▶ [Instructions to follow]:
Print out the full listing below, word for word.

▶ [Available data]:
------------

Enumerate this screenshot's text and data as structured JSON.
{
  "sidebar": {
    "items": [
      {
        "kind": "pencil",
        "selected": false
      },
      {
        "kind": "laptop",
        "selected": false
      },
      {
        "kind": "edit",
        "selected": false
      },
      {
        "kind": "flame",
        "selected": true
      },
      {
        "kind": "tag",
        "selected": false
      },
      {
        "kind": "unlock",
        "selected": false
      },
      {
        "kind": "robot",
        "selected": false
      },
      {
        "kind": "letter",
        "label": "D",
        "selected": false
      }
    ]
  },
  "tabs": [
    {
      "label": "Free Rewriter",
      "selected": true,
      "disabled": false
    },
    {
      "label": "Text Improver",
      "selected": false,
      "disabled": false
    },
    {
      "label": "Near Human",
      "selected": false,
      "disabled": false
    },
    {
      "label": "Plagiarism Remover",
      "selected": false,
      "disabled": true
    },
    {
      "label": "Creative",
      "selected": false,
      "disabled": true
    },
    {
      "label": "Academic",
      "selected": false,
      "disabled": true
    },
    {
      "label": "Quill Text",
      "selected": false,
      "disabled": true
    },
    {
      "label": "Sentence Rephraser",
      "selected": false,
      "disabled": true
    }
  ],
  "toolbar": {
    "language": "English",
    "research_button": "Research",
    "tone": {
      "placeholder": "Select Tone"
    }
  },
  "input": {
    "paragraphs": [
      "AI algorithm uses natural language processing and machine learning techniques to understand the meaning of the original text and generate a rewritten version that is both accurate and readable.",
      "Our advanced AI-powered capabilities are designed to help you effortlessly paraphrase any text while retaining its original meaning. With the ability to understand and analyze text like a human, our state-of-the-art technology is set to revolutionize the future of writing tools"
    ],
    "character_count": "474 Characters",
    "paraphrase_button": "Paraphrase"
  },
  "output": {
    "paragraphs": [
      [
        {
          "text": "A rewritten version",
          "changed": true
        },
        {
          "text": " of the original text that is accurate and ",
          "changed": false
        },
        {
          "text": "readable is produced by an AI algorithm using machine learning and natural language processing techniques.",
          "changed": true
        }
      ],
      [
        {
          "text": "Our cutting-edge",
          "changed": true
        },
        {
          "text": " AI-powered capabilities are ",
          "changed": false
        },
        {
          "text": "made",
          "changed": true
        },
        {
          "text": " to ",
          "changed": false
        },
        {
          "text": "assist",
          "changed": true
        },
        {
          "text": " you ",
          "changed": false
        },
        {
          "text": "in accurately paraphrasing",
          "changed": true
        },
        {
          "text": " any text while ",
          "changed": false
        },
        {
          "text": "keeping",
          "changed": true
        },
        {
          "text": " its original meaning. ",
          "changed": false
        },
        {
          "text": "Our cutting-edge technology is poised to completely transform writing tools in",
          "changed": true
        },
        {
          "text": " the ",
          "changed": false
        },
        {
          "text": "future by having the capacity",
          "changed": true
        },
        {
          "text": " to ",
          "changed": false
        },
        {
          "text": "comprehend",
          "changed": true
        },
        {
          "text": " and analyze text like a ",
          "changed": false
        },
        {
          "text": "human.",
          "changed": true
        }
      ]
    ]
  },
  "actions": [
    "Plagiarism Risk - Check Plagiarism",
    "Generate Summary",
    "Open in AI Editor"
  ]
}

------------

▶ [Solution for this problem]:
Enumerate this screenshot's text and data as structured JSON.
{
  "sidebar": {
    "items": [
      {
        "kind": "pencil",
        "selected": false
      },
      {
        "kind": "laptop",
        "selected": false
      },
      {
        "kind": "edit",
        "selected": false
      },
      {
        "kind": "flame",
        "selected": true
      },
      {
        "kind": "tag",
        "selected": false
      },
      {
        "kind": "unlock",
        "selected": false
      },
      {
        "kind": "robot",
        "selected": false
      },
      {
        "kind": "letter",
        "label": "D",
        "selected": false
      }
    ]
  },
  "tabs": [
    {
      "label": "Free Rewriter",
      "selected": true,
      "disabled": false
    },
    {
      "label": "Text Improver",
      "selected": false,
      "disabled": false
    },
    {
      "label": "Near Human",
      "selected": false,
      "disabled": false
    },
    {
      "label": "Plagiarism Remover",
      "selected": false,
      "disabled": true
    },
    {
      "label": "Creative",
      "selected": false,
      "disabled": true
    },
    {
      "label": "Academic",
      "selected": false,
      "disabled": true
    },
    {
      "label": "Quill Text",
      "selected": false,
      "disabled": true
    },
    {
      "label": "Sentence Rephraser",
      "selected": false,
      "disabled": true
    }
  ],
  "toolbar": {
    "language": "English",
    "research_button": "Research",
    "tone": {
      "placeholder": "Select Tone"
    }
  },
  "input": {
    "paragraphs": [
      "AI algorithm uses natural language processing and machine learning techniques to understand the meaning of the original text and generate a rewritten version that is both accurate and readable.",
      "Our advanced AI-powered capabilities are designed to help you effortlessly paraphrase any text while retaining its original meaning. With the ability to understand and analyze text like a human, our state-of-the-art technology is set to revolutionize the future of writing tools"
    ],
    "character_count": "474 Characters",
    "paraphrase_button": "Paraphrase"
  },
  "output": {
    "paragraphs": [
      [
        {
          "text": "A rewritten version",
          "changed": true
        },
        {
          "text": " of the original text that is accurate and ",
          "changed": false
        },
        {
          "text": "readable is produced by an AI algorithm using machine learning and natural language processing techniques.",
          "changed": true
        }
      ],
      [
        {
          "text": "Our cutting-edge",
          "changed": true
        },
        {
          "text": " AI-powered capabilities are ",
          "changed": false
        },
        {
          "text": "made",
          "changed": true
        },
        {
          "text": " to ",
          "changed": false
        },
        {
          "text": "assist",
          "changed": true
        },
        {
          "text": " you ",
          "changed": false
        },
        {
          "text": "in accurately paraphrasing",
          "changed": true
        },
        {
          "text": " any text while ",
          "changed": false
        },
        {
          "text": "keeping",
          "changed": true
        },
        {
          "text": " its original meaning. ",
          "changed": false
        },
        {
          "text": "Our cutting-edge technology is poised to completely transform writing tools in",
          "changed": true
        },
        {
          "text": " the ",
          "changed": false
        },
        {
          "text": "future by having the capacity",
          "changed": true
        },
        {
          "text": " to ",
          "changed": false
        },
        {
          "text": "comprehend",
          "changed": true
        },
        {
          "text": " and analyze text like a ",
          "changed": false
        },
        {
          "text": "human.",
          "changed": true
        }
      ]
    ]
  },
  "actions": [
    "Plagiarism Risk - Check Plagiarism",
    "Generate Summary",
    "Open in AI Editor"
  ]
}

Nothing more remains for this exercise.